··· Records shown
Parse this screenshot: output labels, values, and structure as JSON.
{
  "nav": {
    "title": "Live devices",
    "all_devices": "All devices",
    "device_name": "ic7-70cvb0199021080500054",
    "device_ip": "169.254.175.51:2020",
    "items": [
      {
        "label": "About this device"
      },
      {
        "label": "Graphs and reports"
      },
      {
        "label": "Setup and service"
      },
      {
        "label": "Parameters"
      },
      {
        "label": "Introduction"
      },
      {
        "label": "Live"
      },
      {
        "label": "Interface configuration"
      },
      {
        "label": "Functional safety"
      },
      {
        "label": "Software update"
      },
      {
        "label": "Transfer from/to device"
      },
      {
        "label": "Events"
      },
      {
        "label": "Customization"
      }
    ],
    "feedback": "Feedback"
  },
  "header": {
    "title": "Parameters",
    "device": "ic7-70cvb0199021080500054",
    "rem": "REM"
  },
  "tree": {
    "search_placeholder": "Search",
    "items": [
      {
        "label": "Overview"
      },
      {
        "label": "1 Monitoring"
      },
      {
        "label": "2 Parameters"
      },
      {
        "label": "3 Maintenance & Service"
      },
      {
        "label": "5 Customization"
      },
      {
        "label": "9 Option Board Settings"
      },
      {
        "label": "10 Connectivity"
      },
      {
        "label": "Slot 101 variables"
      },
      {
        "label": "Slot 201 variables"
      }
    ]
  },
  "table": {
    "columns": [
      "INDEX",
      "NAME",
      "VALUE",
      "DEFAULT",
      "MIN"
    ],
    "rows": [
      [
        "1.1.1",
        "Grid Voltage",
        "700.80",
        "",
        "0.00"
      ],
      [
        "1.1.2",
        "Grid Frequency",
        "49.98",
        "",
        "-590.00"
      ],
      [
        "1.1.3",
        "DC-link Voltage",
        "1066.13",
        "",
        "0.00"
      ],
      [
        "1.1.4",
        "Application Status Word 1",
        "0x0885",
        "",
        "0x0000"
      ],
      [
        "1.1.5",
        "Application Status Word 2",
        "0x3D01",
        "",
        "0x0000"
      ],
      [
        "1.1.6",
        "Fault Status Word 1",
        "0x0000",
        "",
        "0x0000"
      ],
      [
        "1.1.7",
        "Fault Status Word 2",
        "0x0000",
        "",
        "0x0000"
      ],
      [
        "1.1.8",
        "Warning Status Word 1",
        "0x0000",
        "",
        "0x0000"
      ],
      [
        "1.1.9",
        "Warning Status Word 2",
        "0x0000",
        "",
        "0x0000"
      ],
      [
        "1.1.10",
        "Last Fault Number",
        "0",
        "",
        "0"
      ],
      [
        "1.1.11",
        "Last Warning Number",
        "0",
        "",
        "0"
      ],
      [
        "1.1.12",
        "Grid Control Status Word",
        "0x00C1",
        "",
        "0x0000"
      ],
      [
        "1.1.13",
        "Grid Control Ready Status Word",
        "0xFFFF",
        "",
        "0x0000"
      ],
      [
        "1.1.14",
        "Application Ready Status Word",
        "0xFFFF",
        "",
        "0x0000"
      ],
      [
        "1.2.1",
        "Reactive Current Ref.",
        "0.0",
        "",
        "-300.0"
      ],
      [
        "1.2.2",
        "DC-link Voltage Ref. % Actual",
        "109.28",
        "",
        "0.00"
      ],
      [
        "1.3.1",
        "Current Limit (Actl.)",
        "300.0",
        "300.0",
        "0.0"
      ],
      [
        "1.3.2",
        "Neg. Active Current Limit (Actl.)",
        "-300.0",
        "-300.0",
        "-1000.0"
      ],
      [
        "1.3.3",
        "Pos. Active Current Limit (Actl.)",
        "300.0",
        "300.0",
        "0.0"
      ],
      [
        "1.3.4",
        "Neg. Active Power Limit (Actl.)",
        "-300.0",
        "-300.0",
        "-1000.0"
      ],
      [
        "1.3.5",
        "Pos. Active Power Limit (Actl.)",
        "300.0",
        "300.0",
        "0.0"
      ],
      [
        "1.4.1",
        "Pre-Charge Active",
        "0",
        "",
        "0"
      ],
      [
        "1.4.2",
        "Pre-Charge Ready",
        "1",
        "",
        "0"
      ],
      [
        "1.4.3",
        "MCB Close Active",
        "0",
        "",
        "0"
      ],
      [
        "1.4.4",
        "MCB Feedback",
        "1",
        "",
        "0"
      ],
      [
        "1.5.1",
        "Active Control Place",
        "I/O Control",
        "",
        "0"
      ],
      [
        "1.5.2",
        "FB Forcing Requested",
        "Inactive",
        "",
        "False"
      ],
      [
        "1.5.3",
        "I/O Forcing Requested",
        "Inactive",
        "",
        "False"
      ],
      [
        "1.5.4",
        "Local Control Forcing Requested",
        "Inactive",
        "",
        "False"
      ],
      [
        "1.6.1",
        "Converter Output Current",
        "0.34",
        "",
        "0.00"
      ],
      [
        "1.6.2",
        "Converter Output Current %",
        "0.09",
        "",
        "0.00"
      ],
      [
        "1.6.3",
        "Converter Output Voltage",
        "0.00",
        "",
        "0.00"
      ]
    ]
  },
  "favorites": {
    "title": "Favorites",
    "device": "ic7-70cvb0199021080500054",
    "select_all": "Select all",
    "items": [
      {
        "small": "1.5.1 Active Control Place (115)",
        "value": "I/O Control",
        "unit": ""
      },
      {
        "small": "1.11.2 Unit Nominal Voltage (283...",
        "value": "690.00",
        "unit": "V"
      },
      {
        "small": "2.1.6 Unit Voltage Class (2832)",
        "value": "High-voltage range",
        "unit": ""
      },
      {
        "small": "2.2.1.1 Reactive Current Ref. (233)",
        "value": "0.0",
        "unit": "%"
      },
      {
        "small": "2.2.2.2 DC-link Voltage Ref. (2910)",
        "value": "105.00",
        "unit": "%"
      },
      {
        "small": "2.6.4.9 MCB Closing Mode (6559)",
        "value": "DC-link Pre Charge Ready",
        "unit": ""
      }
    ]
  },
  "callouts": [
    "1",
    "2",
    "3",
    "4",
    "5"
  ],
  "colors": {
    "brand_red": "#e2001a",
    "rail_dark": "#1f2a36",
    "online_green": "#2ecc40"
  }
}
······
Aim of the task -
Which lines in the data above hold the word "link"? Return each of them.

Reply to the task -
        "DC-link Voltage",
        "DC-link Voltage Ref. % Actual",
        "small": "2.2.2.2 DC-link Voltage Ref. (2910)",
        "value": "DC-link Pre Charge Ready",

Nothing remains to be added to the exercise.